- **TASK TO CARRY OUT**
Whenever the word "this" turns up in a line of the data below, copy that line.

[Element data from apps and pages]

● ● ● ● ● ● ●

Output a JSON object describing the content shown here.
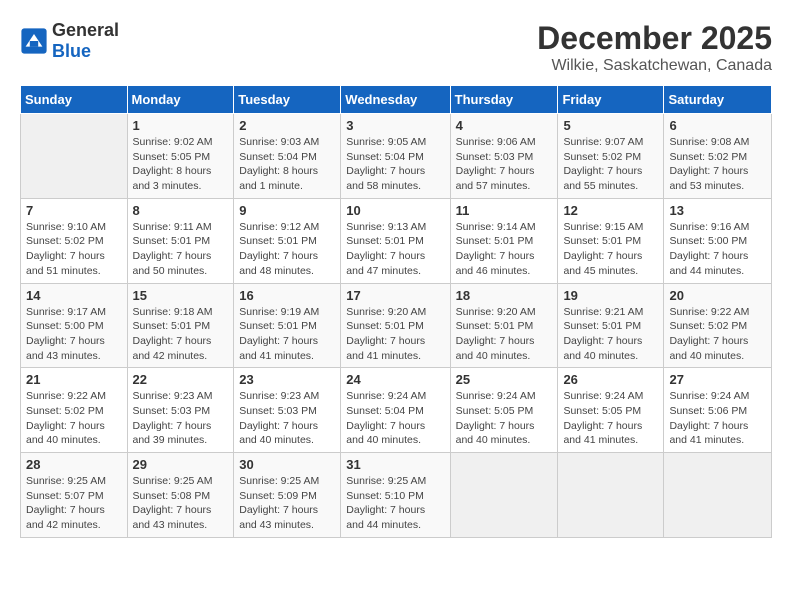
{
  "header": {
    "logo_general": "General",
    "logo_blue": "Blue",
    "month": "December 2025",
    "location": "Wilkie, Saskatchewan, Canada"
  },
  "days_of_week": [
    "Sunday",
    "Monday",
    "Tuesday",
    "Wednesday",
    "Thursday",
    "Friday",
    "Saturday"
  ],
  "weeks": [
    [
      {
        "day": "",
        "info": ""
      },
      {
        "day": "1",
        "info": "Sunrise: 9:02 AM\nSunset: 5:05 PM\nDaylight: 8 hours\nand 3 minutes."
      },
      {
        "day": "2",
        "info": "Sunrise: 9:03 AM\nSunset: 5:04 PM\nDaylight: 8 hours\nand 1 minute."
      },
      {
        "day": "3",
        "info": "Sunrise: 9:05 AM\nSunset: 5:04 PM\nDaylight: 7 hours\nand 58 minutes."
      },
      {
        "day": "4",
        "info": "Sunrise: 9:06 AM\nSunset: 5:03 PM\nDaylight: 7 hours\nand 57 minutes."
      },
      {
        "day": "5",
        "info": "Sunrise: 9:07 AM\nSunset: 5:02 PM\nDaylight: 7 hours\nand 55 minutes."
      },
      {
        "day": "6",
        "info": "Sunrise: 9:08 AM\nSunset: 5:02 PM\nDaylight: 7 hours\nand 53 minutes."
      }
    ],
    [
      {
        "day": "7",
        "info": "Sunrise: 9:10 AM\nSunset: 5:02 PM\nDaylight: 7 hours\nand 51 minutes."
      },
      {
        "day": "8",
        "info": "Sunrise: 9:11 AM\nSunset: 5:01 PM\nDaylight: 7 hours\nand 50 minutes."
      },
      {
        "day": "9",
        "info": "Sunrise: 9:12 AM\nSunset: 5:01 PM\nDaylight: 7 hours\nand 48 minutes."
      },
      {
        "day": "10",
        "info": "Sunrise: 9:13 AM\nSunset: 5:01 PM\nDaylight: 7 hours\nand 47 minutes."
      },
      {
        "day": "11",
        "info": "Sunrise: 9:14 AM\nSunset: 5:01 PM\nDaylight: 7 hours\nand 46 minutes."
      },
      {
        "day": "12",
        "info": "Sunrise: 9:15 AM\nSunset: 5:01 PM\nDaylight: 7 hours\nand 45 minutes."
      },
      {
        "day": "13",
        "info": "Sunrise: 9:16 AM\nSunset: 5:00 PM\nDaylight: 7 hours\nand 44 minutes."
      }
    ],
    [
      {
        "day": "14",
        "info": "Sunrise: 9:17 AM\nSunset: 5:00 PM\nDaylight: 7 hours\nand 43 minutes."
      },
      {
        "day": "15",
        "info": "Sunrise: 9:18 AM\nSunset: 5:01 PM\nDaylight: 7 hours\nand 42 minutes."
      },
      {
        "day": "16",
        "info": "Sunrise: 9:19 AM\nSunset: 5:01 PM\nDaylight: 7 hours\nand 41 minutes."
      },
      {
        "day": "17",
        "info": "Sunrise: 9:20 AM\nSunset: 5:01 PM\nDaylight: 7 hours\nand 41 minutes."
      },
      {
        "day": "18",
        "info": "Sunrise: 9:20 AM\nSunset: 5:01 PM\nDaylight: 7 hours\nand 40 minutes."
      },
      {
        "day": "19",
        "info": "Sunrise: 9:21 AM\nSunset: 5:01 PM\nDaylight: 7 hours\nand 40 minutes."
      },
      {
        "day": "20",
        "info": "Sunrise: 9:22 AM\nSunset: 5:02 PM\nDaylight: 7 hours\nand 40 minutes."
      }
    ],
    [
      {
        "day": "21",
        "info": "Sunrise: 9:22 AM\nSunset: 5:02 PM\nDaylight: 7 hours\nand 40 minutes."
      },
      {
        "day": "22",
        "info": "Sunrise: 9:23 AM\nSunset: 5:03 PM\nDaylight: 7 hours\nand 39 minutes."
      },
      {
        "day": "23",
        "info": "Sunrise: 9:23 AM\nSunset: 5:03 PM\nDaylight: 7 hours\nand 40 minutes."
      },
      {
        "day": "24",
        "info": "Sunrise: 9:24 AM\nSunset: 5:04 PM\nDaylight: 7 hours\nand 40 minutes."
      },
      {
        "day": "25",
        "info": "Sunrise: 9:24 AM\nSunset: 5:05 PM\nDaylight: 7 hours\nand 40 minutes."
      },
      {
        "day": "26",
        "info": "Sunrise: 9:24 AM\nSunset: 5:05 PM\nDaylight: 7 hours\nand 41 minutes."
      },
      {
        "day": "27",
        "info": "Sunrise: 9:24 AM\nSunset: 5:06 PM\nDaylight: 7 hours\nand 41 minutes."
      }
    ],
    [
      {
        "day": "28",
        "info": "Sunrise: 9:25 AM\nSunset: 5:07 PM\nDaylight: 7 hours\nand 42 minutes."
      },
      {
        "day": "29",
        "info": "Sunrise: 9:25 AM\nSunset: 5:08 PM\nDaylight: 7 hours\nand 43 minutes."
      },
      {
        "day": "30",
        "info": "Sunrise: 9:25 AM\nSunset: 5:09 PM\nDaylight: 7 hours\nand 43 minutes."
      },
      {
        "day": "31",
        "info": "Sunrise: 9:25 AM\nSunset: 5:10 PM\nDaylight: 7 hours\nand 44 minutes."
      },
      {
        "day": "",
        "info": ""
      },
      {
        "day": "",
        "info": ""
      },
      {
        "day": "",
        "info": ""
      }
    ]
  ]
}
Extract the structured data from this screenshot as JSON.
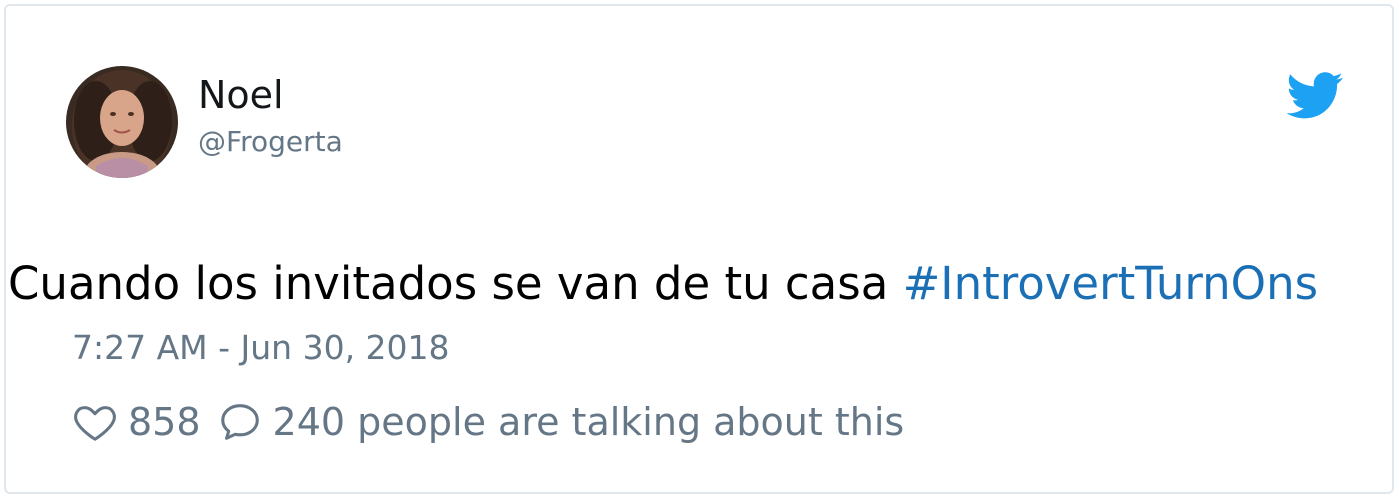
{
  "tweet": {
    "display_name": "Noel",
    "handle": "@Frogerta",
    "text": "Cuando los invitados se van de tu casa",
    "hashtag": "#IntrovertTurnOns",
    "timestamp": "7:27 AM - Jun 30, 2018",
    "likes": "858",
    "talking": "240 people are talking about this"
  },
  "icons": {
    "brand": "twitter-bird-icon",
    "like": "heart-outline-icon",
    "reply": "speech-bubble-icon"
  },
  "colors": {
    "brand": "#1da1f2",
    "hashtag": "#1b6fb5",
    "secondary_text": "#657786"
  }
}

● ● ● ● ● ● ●

- **RESULT**
Extract the structured data from this screenshot as JSON.
    "talking": "240 people are talking about this"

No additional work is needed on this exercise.